▶ YOUR TASK: Only lines with the string "Kerberos" should be returned from the data below.

▶ RAW DATA:

* * *

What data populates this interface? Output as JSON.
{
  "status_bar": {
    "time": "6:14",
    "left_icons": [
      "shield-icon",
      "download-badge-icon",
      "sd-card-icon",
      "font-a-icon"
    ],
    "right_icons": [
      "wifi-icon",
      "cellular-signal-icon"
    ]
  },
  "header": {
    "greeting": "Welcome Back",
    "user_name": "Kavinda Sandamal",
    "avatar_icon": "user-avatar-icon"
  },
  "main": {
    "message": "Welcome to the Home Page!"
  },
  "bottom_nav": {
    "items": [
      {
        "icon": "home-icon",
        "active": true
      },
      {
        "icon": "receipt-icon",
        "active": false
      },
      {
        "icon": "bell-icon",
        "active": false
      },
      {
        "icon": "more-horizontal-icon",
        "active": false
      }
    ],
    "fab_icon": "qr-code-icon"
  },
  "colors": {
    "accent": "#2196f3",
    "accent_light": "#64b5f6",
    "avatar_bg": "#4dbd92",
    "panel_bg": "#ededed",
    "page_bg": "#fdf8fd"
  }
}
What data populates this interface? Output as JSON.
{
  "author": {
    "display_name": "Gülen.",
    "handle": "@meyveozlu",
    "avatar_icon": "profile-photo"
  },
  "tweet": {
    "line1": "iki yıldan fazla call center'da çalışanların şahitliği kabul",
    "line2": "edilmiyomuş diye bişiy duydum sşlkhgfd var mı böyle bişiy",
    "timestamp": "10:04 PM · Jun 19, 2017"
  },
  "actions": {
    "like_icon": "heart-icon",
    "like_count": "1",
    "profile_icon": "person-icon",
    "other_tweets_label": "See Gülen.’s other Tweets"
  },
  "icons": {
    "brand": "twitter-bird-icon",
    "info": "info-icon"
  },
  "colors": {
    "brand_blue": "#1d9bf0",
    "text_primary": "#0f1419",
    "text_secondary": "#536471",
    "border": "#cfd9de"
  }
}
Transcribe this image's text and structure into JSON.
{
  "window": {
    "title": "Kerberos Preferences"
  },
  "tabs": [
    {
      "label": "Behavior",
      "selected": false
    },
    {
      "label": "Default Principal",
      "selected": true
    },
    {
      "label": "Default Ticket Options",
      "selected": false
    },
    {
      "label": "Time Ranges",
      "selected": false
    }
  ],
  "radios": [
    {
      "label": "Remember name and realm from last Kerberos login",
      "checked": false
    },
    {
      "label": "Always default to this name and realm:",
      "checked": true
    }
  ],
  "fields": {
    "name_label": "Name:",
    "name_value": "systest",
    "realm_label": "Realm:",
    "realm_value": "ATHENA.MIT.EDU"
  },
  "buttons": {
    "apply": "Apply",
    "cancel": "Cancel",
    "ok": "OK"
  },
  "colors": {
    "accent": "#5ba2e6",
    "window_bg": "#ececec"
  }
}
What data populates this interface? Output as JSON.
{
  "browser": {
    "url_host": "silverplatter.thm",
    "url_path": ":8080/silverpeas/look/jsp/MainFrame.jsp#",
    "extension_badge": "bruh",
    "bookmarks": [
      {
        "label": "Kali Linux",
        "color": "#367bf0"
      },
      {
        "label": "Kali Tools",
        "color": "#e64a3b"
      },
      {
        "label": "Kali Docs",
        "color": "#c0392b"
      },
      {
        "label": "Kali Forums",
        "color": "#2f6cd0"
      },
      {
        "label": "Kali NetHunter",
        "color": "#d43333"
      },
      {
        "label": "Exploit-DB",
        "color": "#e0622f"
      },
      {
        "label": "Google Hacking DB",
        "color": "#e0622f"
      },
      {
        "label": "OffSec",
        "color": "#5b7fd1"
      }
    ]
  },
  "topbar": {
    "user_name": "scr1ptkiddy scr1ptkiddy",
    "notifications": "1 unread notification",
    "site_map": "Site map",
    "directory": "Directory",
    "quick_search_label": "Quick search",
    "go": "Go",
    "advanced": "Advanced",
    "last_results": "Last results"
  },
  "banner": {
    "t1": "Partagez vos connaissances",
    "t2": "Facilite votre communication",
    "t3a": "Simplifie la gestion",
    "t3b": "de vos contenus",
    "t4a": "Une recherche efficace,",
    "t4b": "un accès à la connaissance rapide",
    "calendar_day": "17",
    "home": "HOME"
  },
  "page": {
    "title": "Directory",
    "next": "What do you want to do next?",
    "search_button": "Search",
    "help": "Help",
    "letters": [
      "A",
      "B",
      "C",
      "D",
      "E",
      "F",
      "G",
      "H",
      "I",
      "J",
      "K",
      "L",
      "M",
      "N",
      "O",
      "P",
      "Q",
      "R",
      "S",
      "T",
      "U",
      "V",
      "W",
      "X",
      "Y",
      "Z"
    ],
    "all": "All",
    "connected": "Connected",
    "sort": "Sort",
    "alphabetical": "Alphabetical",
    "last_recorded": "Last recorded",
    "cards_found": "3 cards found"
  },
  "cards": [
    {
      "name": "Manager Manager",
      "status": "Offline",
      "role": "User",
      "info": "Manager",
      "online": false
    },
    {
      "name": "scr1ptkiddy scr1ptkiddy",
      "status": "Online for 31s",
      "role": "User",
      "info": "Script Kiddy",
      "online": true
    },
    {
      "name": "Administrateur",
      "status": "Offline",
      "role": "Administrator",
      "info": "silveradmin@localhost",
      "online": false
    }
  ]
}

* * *

▶ SOLUTION FOR THIS EXERCISE:
    "title": "Kerberos Preferences"
      "label": "Remember name and realm from last Kerberos login",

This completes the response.